Task requirements. From the data below, repeat everything exactly except the images.

****************

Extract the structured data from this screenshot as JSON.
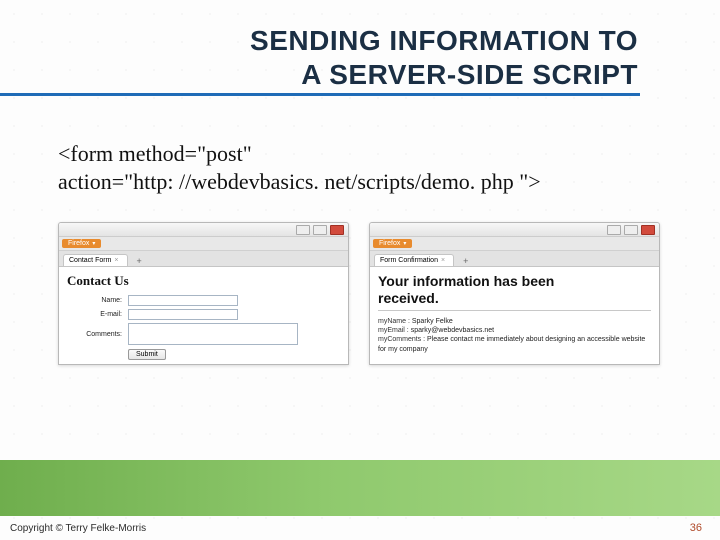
{
  "title": {
    "line1": "SENDING INFORMATION TO",
    "line2": "A SERVER-SIDE SCRIPT"
  },
  "code": {
    "line1": "<form method=\"post\"",
    "line2": "action=\"http: //webdevbasics. net/scripts/demo. php \">"
  },
  "windows": {
    "left": {
      "firefox_label": "Firefox",
      "tab_title": "Contact Form",
      "page_heading": "Contact Us",
      "labels": {
        "name": "Name:",
        "email": "E-mail:",
        "comments": "Comments:"
      },
      "submit_label": "Submit"
    },
    "right": {
      "firefox_label": "Firefox",
      "tab_title": "Form Confirmation",
      "page_heading_l1": "Your information has been",
      "page_heading_l2": "received.",
      "rows": {
        "name_key": "myName :",
        "name_val": "Sparky Felke",
        "email_key": "myEmail :",
        "email_val": "sparky@webdevbasics.net",
        "comments_key": "myComments :",
        "comments_val": "Please contact me immediately about designing an accessible website for my company"
      }
    }
  },
  "footer": "Copyright © Terry Felke-Morris",
  "page_number": "36"
}
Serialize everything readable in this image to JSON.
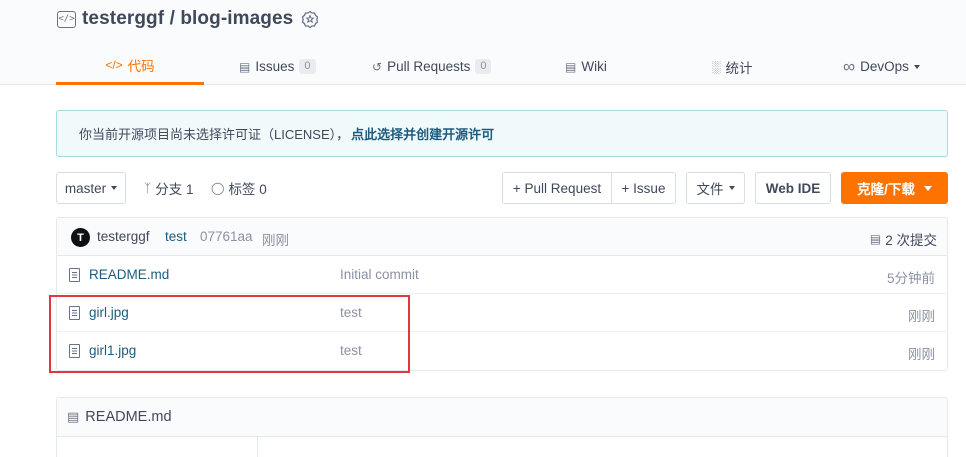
{
  "repo": {
    "owner_slash_name": "testerggf / blog-images"
  },
  "tabs": [
    {
      "label": "代码",
      "icon": "code-icon"
    },
    {
      "label": "Issues",
      "count": "0",
      "icon": "issues-icon"
    },
    {
      "label": "Pull Requests",
      "count": "0",
      "icon": "pull-request-icon"
    },
    {
      "label": "Wiki",
      "icon": "wiki-icon"
    },
    {
      "label": "统计",
      "icon": "chart-icon"
    },
    {
      "label": "DevOps",
      "icon": "infinity-icon"
    }
  ],
  "notice": {
    "text": "你当前开源项目尚未选择许可证（LICENSE），",
    "link": "点此选择并创建开源许可"
  },
  "toolbar": {
    "branch": "master",
    "branches": "分支 1",
    "tags": "标签 0",
    "new_pr": "+ Pull Request",
    "new_issue": "+ Issue",
    "file_menu": "文件",
    "web_ide": "Web IDE",
    "clone": "克隆/下载"
  },
  "commit": {
    "avatar_letter": "T",
    "author": "testerggf",
    "message": "test",
    "sha": "07761aa",
    "time": "刚刚",
    "count": "2 次提交"
  },
  "files": [
    {
      "name": "README.md",
      "message": "Initial commit",
      "time": "5分钟前"
    },
    {
      "name": "girl.jpg",
      "message": "test",
      "time": "刚刚"
    },
    {
      "name": "girl1.jpg",
      "message": "test",
      "time": "刚刚"
    }
  ],
  "readme": {
    "title": "README.md"
  },
  "colors": {
    "accent": "#fe7300",
    "link": "#1c5b80",
    "highlight": "#e0383e"
  }
}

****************

Response area.
Extract the structured data from this screenshot as JSON.
{
  "title": {
    "line1": "SENDING INFORMATION TO",
    "line2": "A SERVER-SIDE SCRIPT"
  },
  "code": {
    "line1": "<form method=\"post\"",
    "line2": "action=\"http: //webdevbasics. net/scripts/demo. php \">"
  },
  "windows": {
    "left": {
      "firefox_label": "Firefox",
      "tab_title": "Contact Form",
      "page_heading": "Contact Us",
      "labels": {
        "name": "Name:",
        "email": "E-mail:",
        "comments": "Comments:"
      },
      "submit_label": "Submit"
    },
    "right": {
      "firefox_label": "Firefox",
      "tab_title": "Form Confirmation",
      "page_heading_l1": "Your information has been",
      "page_heading_l2": "received.",
      "rows": {
        "name_key": "myName :",
        "name_val": "Sparky Felke",
        "email_key": "myEmail :",
        "email_val": "sparky@webdevbasics.net",
        "comments_key": "myComments :",
        "comments_val": "Please contact me immediately about designing an accessible website for my company"
      }
    }
  },
  "footer": "Copyright © Terry Felke-Morris",
  "page_number": "36"
}
Serialize everything readable in this image to JSON.
{
  "repo": {
    "owner_slash_name": "testerggf / blog-images"
  },
  "tabs": [
    {
      "label": "代码",
      "icon": "code-icon"
    },
    {
      "label": "Issues",
      "count": "0",
      "icon": "issues-icon"
    },
    {
      "label": "Pull Requests",
      "count": "0",
      "icon": "pull-request-icon"
    },
    {
      "label": "Wiki",
      "icon": "wiki-icon"
    },
    {
      "label": "统计",
      "icon": "chart-icon"
    },
    {
      "label": "DevOps",
      "icon": "infinity-icon"
    }
  ],
  "notice": {
    "text": "你当前开源项目尚未选择许可证（LICENSE），",
    "link": "点此选择并创建开源许可"
  },
  "toolbar": {
    "branch": "master",
    "branches": "分支 1",
    "tags": "标签 0",
    "new_pr": "+ Pull Request",
    "new_issue": "+ Issue",
    "file_menu": "文件",
    "web_ide": "Web IDE",
    "clone": "克隆/下载"
  },
  "commit": {
    "avatar_letter": "T",
    "author": "testerggf",
    "message": "test",
    "sha": "07761aa",
    "time": "刚刚",
    "count": "2 次提交"
  },
  "files": [
    {
      "name": "README.md",
      "message": "Initial commit",
      "time": "5分钟前"
    },
    {
      "name": "girl.jpg",
      "message": "test",
      "time": "刚刚"
    },
    {
      "name": "girl1.jpg",
      "message": "test",
      "time": "刚刚"
    }
  ],
  "readme": {
    "title": "README.md"
  },
  "colors": {
    "accent": "#fe7300",
    "link": "#1c5b80",
    "highlight": "#e0383e"
  }
}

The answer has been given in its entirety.